> [Task] Report how many lines in the data include the string "icon", and add nothing else.

> [Record set]

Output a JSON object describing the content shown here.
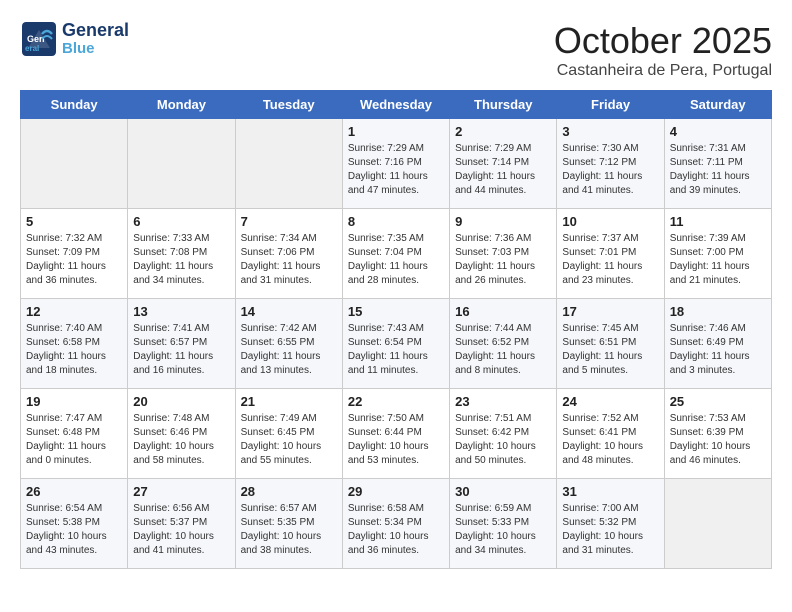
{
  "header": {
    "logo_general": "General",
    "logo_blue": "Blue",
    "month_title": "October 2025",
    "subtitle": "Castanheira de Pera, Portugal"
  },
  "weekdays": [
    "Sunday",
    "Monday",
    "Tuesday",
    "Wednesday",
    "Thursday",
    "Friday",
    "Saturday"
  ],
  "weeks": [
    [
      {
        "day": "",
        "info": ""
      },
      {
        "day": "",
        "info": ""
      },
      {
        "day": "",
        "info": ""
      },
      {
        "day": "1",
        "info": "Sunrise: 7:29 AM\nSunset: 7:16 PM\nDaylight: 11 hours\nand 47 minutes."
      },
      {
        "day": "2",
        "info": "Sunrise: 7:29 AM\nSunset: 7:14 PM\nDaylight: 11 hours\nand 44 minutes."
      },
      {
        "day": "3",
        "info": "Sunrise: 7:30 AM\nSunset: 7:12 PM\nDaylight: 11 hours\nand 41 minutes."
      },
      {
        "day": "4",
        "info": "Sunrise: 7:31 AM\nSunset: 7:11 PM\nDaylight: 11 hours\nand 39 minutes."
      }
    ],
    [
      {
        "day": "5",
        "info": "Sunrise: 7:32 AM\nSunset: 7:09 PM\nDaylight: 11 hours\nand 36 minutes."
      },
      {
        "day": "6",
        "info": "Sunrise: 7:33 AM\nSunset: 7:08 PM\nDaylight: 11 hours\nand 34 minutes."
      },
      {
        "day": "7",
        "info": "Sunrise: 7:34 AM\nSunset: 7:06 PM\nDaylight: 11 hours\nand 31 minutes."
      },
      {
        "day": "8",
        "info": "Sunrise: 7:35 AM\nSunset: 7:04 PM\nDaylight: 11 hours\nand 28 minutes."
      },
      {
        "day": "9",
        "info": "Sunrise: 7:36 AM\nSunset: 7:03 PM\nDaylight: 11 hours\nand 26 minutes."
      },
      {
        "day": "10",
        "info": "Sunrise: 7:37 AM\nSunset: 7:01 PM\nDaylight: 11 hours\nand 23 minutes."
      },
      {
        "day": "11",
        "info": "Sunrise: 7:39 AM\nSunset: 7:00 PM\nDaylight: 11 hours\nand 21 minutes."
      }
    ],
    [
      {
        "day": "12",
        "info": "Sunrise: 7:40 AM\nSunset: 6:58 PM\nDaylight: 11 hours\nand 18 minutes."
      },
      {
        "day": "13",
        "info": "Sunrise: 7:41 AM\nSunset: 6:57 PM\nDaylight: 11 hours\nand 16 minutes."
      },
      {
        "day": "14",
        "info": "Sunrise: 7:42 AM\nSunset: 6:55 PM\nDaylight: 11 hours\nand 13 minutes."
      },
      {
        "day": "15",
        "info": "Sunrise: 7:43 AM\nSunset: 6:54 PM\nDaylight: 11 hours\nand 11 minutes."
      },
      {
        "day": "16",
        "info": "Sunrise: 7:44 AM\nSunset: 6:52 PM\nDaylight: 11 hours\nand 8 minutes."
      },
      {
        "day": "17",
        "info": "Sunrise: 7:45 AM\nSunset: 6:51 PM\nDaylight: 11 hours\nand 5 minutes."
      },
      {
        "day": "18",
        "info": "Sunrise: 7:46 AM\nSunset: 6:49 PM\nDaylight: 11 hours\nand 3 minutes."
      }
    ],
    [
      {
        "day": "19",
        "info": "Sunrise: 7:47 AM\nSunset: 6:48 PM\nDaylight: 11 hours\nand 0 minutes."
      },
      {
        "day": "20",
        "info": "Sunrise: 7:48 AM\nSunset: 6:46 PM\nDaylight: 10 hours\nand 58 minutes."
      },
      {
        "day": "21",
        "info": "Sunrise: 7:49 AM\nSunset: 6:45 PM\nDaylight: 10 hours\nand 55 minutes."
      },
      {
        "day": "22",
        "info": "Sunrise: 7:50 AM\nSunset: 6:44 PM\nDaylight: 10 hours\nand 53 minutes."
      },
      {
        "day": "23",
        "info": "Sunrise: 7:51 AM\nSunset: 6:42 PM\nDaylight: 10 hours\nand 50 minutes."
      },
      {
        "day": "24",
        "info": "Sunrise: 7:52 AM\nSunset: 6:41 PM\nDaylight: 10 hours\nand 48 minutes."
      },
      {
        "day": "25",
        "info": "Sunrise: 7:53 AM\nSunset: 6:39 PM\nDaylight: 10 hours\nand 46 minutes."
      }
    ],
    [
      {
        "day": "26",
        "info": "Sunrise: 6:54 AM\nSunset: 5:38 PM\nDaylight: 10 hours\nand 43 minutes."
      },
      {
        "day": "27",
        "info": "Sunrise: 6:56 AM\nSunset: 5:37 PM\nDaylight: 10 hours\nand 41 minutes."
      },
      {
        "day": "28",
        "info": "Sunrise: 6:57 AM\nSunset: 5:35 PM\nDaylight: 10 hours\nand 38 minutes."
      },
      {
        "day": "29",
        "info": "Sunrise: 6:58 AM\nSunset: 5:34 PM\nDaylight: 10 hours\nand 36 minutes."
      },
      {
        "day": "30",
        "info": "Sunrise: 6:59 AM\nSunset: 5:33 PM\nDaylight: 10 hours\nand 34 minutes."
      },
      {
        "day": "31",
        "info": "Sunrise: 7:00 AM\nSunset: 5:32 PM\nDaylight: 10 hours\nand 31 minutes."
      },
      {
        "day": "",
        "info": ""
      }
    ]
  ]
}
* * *
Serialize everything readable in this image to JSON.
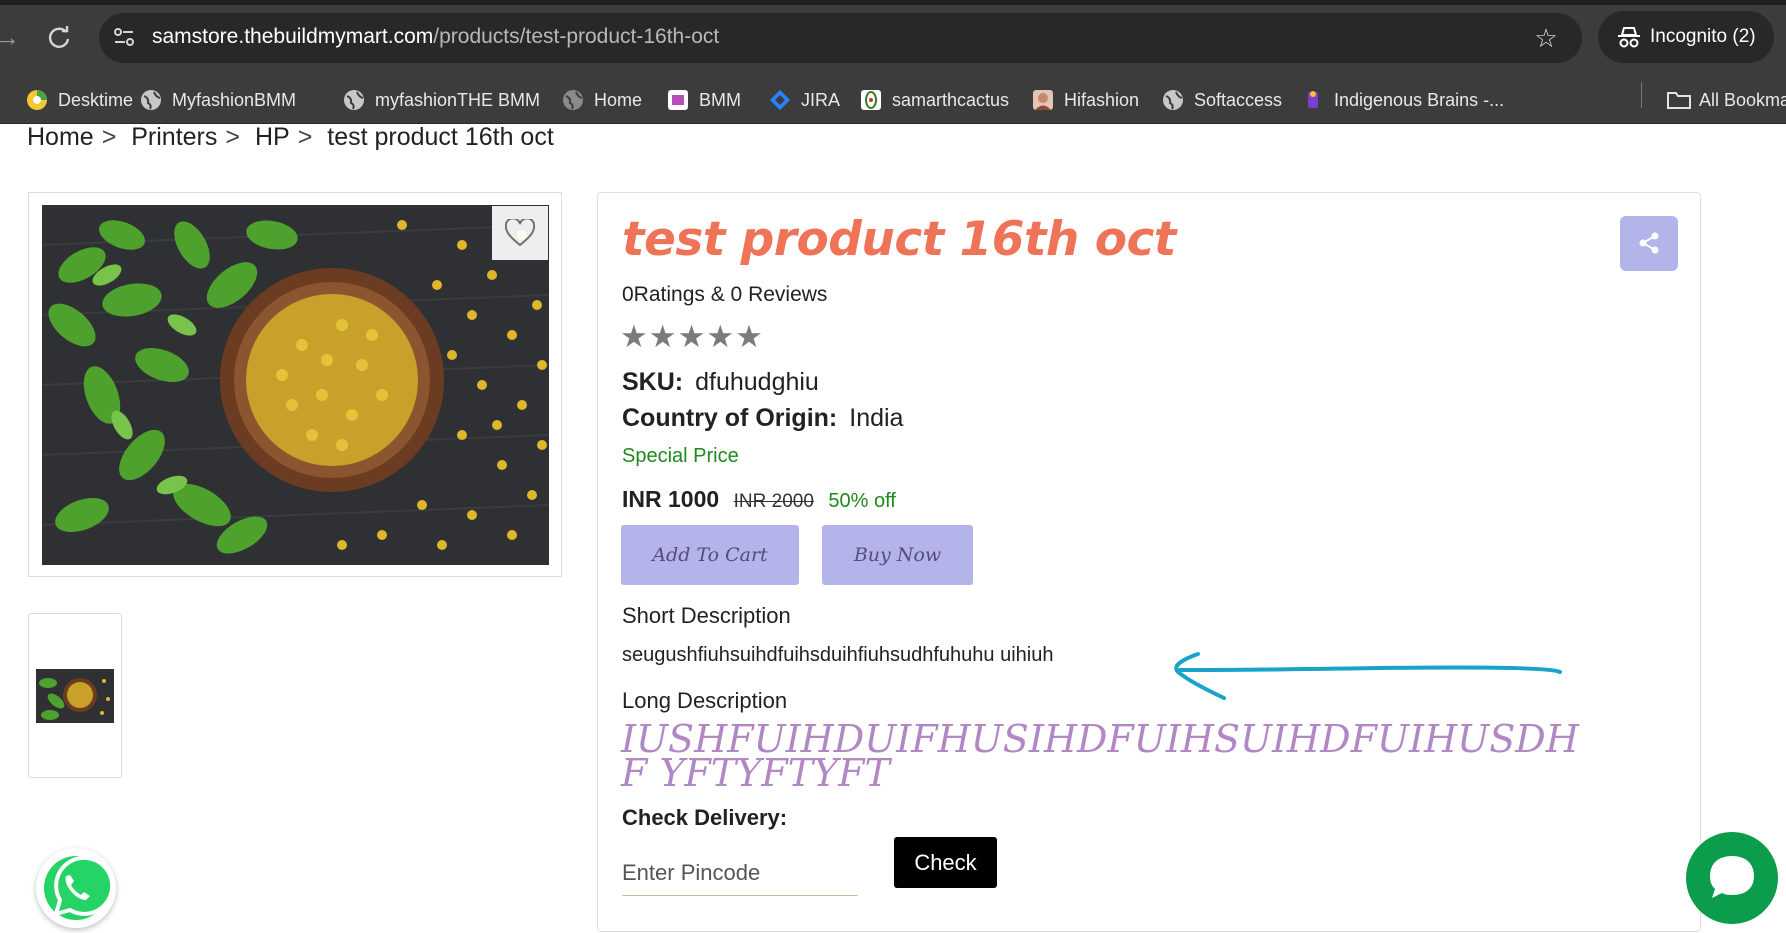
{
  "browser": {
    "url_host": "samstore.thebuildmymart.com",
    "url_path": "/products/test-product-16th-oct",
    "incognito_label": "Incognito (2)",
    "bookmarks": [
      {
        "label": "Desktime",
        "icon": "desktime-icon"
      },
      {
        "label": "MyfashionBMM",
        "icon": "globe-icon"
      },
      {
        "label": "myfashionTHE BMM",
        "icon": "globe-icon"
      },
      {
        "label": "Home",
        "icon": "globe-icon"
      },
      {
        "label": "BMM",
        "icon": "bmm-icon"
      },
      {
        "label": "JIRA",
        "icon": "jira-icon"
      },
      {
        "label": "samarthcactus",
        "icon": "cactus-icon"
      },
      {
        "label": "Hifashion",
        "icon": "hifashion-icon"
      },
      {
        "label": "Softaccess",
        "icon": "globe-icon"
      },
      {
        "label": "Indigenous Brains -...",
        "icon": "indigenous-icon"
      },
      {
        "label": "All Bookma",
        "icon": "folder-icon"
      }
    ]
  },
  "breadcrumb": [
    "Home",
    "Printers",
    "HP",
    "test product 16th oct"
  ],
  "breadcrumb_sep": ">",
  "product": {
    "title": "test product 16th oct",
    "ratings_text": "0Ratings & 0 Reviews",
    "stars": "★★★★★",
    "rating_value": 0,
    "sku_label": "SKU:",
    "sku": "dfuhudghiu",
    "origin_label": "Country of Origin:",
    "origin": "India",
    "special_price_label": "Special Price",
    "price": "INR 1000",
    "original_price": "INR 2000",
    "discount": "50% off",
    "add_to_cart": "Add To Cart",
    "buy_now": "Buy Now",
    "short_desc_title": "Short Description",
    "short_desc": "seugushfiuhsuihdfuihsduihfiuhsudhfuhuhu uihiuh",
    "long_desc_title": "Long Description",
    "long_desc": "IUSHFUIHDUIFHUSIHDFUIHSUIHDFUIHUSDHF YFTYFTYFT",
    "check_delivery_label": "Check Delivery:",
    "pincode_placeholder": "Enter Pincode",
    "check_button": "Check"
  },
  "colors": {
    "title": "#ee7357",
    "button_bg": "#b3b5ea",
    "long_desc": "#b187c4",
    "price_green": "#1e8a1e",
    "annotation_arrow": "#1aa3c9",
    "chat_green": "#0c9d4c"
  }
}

> [Exercise response] 11